Element data from apps and pages:
= Beginning of Section =

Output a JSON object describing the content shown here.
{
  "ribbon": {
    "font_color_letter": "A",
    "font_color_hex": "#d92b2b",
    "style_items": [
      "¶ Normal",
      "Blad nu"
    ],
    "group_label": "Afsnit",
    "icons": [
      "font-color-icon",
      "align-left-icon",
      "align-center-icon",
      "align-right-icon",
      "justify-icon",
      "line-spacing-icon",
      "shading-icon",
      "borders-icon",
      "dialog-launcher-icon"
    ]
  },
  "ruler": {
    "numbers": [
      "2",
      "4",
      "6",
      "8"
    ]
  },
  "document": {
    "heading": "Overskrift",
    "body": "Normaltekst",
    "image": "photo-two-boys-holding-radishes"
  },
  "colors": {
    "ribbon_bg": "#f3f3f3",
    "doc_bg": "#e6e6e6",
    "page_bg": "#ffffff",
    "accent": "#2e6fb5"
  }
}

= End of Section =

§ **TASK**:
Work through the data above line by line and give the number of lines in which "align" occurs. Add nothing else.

§ **THE COMPLETED TASK**:
3